That growth should be favoured by a gradual transition this year of state workers to private enterprise, in trades such as carpenters, photographers, and repairers of everything from jewellery, mattresses and other household items to electric and electronic equipment.
In addition, since late last year, private businesses have had access to loans from state banks, adding to channels for financing that include personal savings, remittances from abroad and informal financing sources.
In response to a question from Café 108, a website initiative of the IPS news office in Cuba designed to encourage citizen participation in investigative journalism, Prof. Fleitas said it was important to speed up the distribution of idle land, and to carry out the process with a gender-based approach.
In that sense, the sociologist and expert on gender, health and family said the proportion of women who own land was “too small.” She said it was necessary to raise awareness and create conditions in rural areas for women to become individual producers or members of cooperatives, but as owners or co-owners of their land.
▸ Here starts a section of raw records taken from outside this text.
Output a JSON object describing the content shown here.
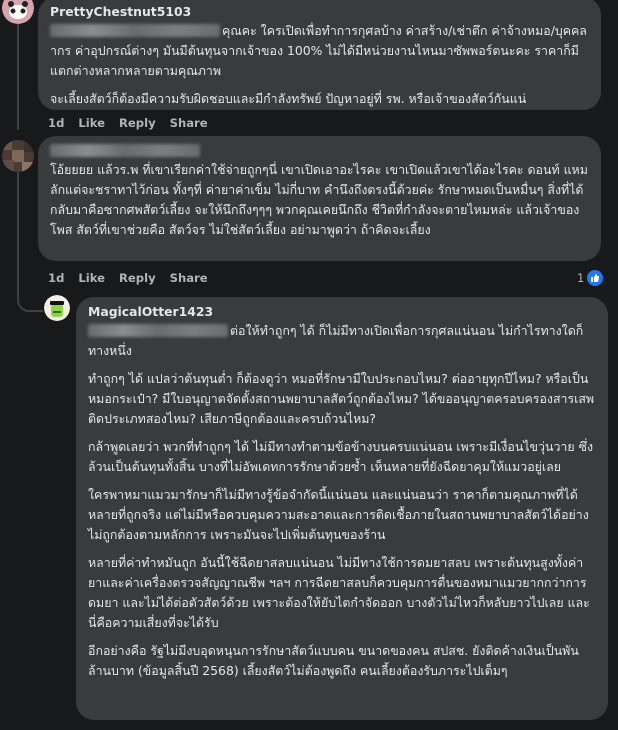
{
  "comments": [
    {
      "author": "PrettyChestnut5103",
      "paragraphs": [
        "คุณคะ ใครเปิดเพื่อทำการกุศลบ้าง ค่าสร้าง/เช่าตึก ค่าจ้างหมอ/บุคคลากร ค่าอุปกรณ์ต่างๆ มันมีต้นทุนจากเจ้าของ 100% ไม่ได้มีหน่วยงานไหนมาซัพพอร์ตนะคะ ราคาก็มีแตกต่างหลากหลายตามคุณภาพ",
        "จะเลี้ยงสัตว์ก็ต้องมีความรับผิดชอบและมีกำลังทรัพย์ ปัญหาอยู่ที่ รพ. หรือเจ้าของสัตว์กันแน่"
      ],
      "actions": {
        "time": "1d",
        "like": "Like",
        "reply": "Reply",
        "share": "Share"
      }
    },
    {
      "author": "",
      "paragraphs": [
        "โอ้ยยยย แล้วร.พ ที่เขาเรียกค่าใช้จ่ายถูกๆนี่ เขาเปิดเอาอะไรคะ เขาเปิดแล้วเขาได้อะไรคะ ดอนท์ แหมลักแต่จะชราทาไว้ก่อน ทั้งๆที่ ค่ายาค่าเข็ม ไม่กี่บาท คำนึงถึงตรงนี้ด้วยค่ะ รักษาหมดเป็นหมื่นๆ สิ่งที่ได้กลับมาคือซากศพสัตว์เลี้ยง จะให้นึกถึงๆๆๆ พวกคุณเคยนึกถึง ชีวิตที่กำลังจะตายไหมหล่ะ แล้วเจ้าของโพส สัตว์ที่เขาช่วยคือ สัตว์จร ไม่ใช่สัตว์เลี้ยง อย่ามาพูดว่า ถ้าคิดจะเลี้ยง"
      ],
      "actions": {
        "time": "1d",
        "like": "Like",
        "reply": "Reply",
        "share": "Share"
      },
      "reaction_count": "1"
    },
    {
      "author": "MagicalOtter1423",
      "paragraphs": [
        "ต่อให้ทำถูกๆ ได้ ก็ไม่มีทางเปิดเพื่อการกุศลแน่นอน ไม่กำไรทางใดก็ทางหนึ่ง",
        "ทำถูกๆ ได้ แปลว่าต้นทุนต่ำ ก็ต้องดูว่า หมอที่รักษามีใบประกอบไหม? ต่ออายุทุกปีไหม? หรือเป็นหมอกระเป๋า? มีใบอนุญาตจัดตั้งสถานพยาบาลสัตว์ถูกต้องไหม? ได้ขออนุญาตครอบครองสารเสพติดประเภทสองไหม? เสียภาษีถูกต้องและครบถ้วนไหม?",
        "กล้าพูดเลยว่า พวกที่ทำถูกๆ ได้ ไม่มีทางทำตามข้อข้างบนครบแน่นอน เพราะมีเงื่อนไขวุ่นวาย ซึ่งล้วนเป็นต้นทุนทั้งสิ้น บางที่ไม่อัพเดทการรักษาด้วยซ้ำ เห็นหลายที่ยังฉีดยาคุมให้แมวอยู่เลย",
        "ใครพาหมาแมวมารักษาก็ไม่มีทางรู้ข้อจำกัดนี้แน่นอน และแน่นอนว่า ราคาก็ตามคุณภาพที่ได้ หลายที่ถูกจริง แต่ไม่มีหรือควบคุมความสะอาดและการติดเชื้อภายในสถานพยาบาลสัตว์ได้อย่างไม่ถูกต้องตามหลักการ เพราะมันจะไปเพิ่มต้นทุนของร้าน",
        "หลายที่ค่าทำหมันถูก อันนี้ใช้ฉีดยาสลบแน่นอน ไม่มีทางใช้การดมยาสลบ เพราะต้นทุนสูงทั้งค่ายาและค่าเครื่องตรวจสัญญาณชีพ ฯลฯ การฉีดยาสลบก็ควบคุมการตื่นของหมาแมวยากกว่าการดมยา และไม่ได้ต่อตัวสัตว์ด้วย เพราะต้องให้ยับไตกำจัดออก บางตัวไม่ไหวก็หลับยาวไปเลย และนี่คือความเสี่ยงที่จะได้รับ",
        "อีกอย่างคือ รัฐไม่มีงบอุดหนุนการรักษาสัตว์แบบคน ขนาดของคน สปสช. ยังติดค้างเงินเป็นพันล้านบาท (ข้อมูลสิ้นปี 2568) เลี้ยงสัตว์ไม่ต้องพูดถึง คนเลี้ยงต้องรับภาระไปเต็มๆ"
      ]
    }
  ],
  "colors": {
    "background": "#18191a",
    "bubble": "#3a3b3c",
    "text": "#e4e6eb",
    "secondary_text": "#b0b3b8",
    "like_blue": "#2078f4"
  },
  "icons": [
    "avatar-panda-icon",
    "avatar-blurred-icon",
    "avatar-frog-icon",
    "like-thumb-icon"
  ]
}
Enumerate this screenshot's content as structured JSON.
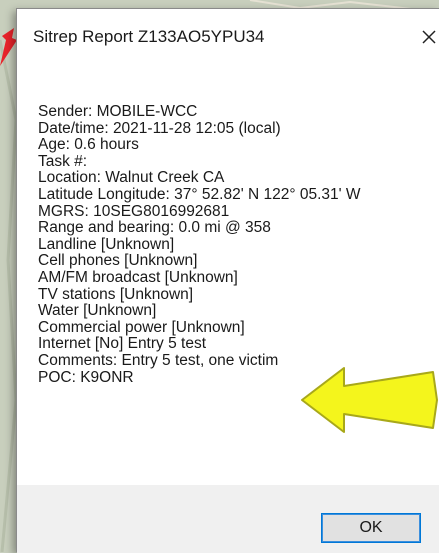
{
  "window": {
    "title": "Sitrep Report Z133AO5YPU34",
    "close_glyph": "×"
  },
  "report": {
    "lines": [
      "Sender: MOBILE-WCC",
      "Date/time: 2021-11-28 12:05  (local)",
      "Age: 0.6 hours",
      "Task #:",
      "Location: Walnut Creek CA",
      "Latitude Longitude: 37° 52.82' N 122° 05.31' W",
      "MGRS: 10SEG8016992681",
      "Range and bearing: 0.0 mi @ 358",
      "Landline [Unknown]",
      "Cell phones [Unknown]",
      "AM/FM broadcast [Unknown]",
      "TV stations [Unknown]",
      "Water [Unknown]",
      "Commercial power [Unknown]",
      "Internet [No] Entry 5 test",
      "Comments: Entry 5 test, one victim",
      "POC: K9ONR"
    ]
  },
  "buttons": {
    "ok_label": "OK"
  },
  "annotations": {
    "red_arrow_icon": "arrow-icon",
    "red_arrow_color": "#e8232a",
    "yellow_arrow_icon": "arrow-left-icon",
    "yellow_arrow_color": "#f4f51c"
  }
}
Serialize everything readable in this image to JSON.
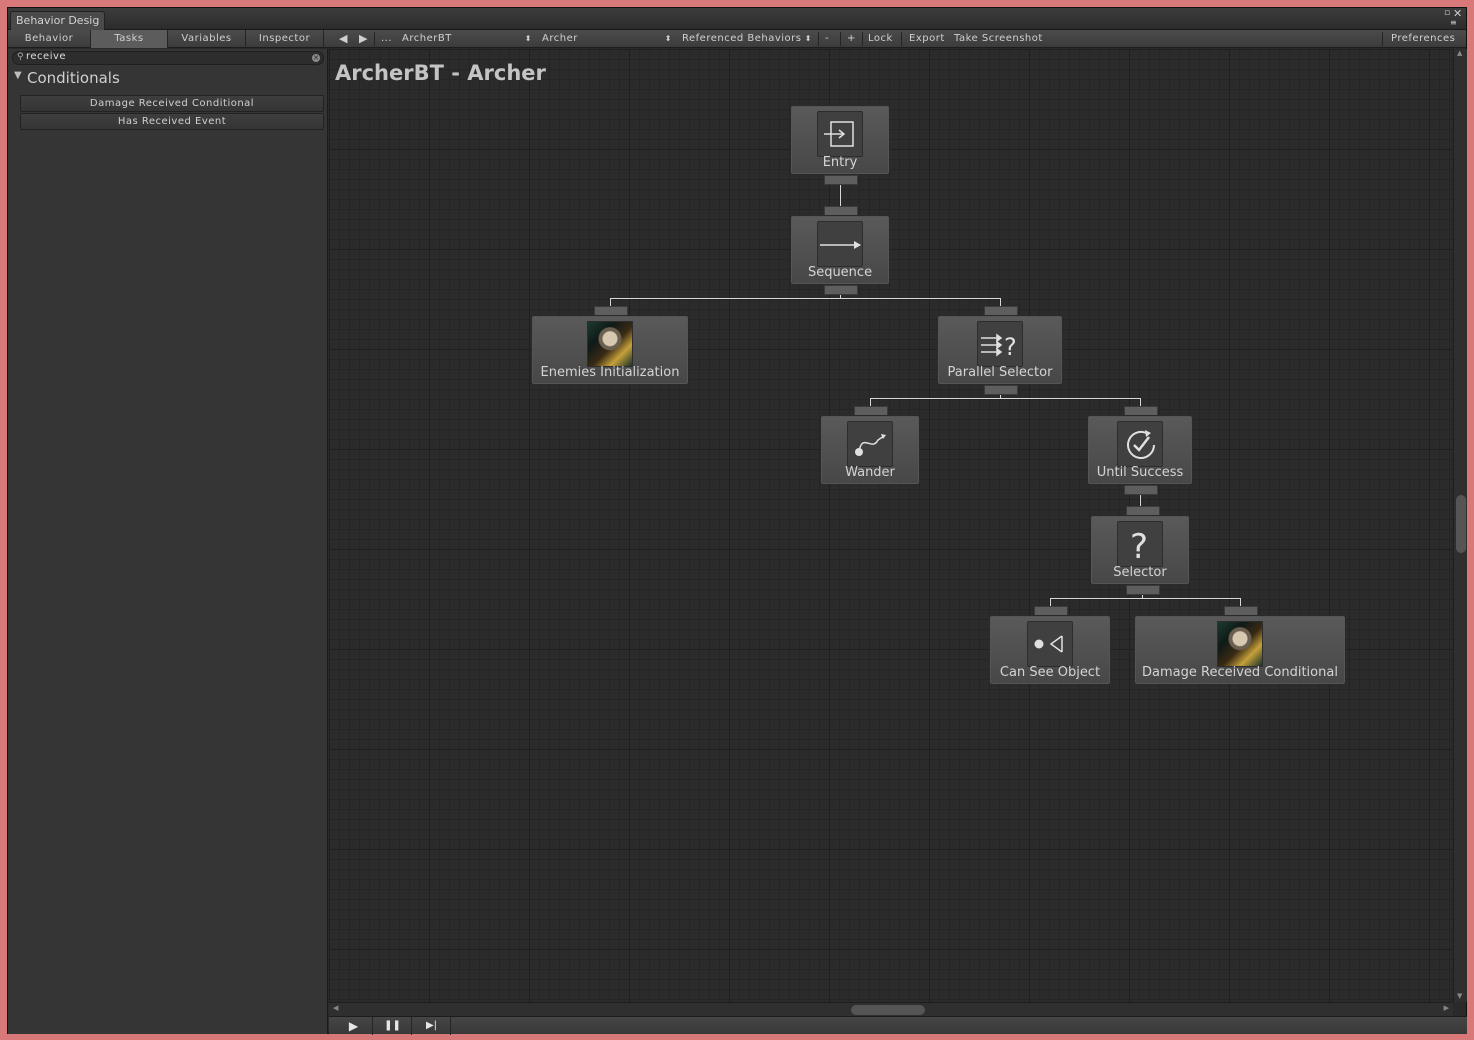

According to official figures, in early 2011, women represented 23 percent of the total agricultural workforce of 1.3 million, including the state and cooperative sectors. At the same time, 11,249 women were reported as having received idle lands in usufruct, in line with Decree-law 259.
Under that legislation, in effect since 2008, the state has distributed 1.3 million hectares of land to private individuals and farming cooperatives, with the goal of increasing food production. According to official estimates, one million hectares are still available.
However, experts believe it is indispensable to introduce changes to that decree-law to eliminate factors that create uncertainty and discourage farmers. Possible changes that have been studied since last year include the eventual expansion of land that can be distributed, a longer period of usufruct rights, and the possibility of beneficiaries associating with different forms of production.
In late March, Marino Murillo, vice president of the Council of Ministers, said the goal was to extend cooperatives to non-agricultural sectors, which he did not identify. With respect to time-frames, he said only that the move was imminent.
In the government’s policy guidelines, which are like a roadmap, first-degree cooperatives (in which members are individuals or legal entities) are proposed as a socialist form of collective property in different sectors, for producing and providing services that are useful to society, and in which members are responsible for all expenses based on their income.
Second-degree cooperatives, which are made up of first-degree cooperatives, are also planned, with the goal of organising related complementary activities, those that add value to the products and services of their members, or to make joint purchases and sales, with the goal of increasing efficiency.